The US Navy has retained six shipbuilding companies to develop concepts for the service’s future large unmanned surface vessel (LUSV). The new LUSV will be capable of semi-autonomous operation, with operators controlling the vessel remotely, or through autonomous operations. It will be expected to support the Navy’s existing manned fleet on various maritime missions, such as rendezvousing with Navy amphibious assault ships offshore to move personnel and supplies quickly, at lower cost, and less risk. It would also carry electronic warfare, anti-surface warfare, and land-strike warfare payloads.
The six shipbuilding companies retained for the LUSV project include: Lockheed Martin ($11.3 million); Huntington Ingalls ($13.1 million); Marinette Marine ($10.2 million); Austal ($9.1 million); Gibbs & Cox ($9 million); and Bollinger Shipyards ($9.4 million).
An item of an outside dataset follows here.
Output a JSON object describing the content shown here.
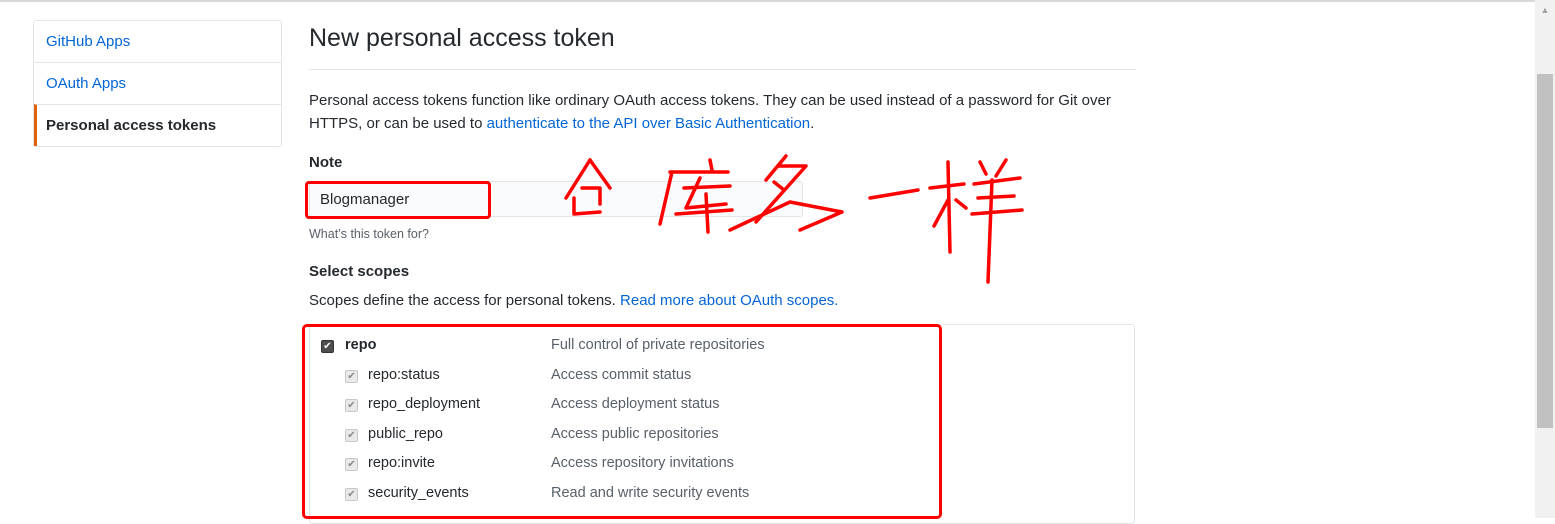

The prototype is expected to be 200 to 300 feet long and should also be able to: carry up to 40 tons of personnel and cargo; integrate advanced sensors and high-powered weapons; be able to operate in harsh sea conditions with waves up to 13 feet (4 meters); have the ability to generate as much as power as 75 kilowatts of 450-volt, 60 Hz, three-phase power for on-board electronic payloads; and be able to operate for up to 90 days without a human crew. Other details, dimensions, and performance specifications of the LUSV are currently classified.
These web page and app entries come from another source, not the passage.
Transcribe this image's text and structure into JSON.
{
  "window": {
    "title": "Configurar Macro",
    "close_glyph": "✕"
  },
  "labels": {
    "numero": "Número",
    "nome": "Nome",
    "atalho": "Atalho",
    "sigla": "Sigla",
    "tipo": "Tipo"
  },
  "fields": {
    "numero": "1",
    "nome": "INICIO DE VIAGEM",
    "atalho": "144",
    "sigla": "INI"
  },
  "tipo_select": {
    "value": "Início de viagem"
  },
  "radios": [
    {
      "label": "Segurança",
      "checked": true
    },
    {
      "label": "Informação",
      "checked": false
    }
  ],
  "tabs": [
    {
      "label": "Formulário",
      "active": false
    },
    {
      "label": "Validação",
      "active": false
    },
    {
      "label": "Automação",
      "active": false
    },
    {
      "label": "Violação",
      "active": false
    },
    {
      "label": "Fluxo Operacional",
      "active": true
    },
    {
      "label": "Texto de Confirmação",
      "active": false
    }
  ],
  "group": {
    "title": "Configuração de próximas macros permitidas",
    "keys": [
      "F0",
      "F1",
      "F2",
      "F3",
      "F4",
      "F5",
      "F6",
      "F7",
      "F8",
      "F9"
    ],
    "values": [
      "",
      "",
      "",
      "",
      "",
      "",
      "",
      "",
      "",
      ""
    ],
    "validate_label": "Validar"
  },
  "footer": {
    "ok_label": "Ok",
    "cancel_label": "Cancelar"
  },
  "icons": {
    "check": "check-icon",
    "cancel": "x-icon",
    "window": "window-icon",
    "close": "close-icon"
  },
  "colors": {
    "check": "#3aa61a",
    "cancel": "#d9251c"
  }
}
The winning vendor will proceed to the first stages of development, employing technologies developed under the Sea Hunter project. All six companies will have until September 2024 to submit their LUSV concepts.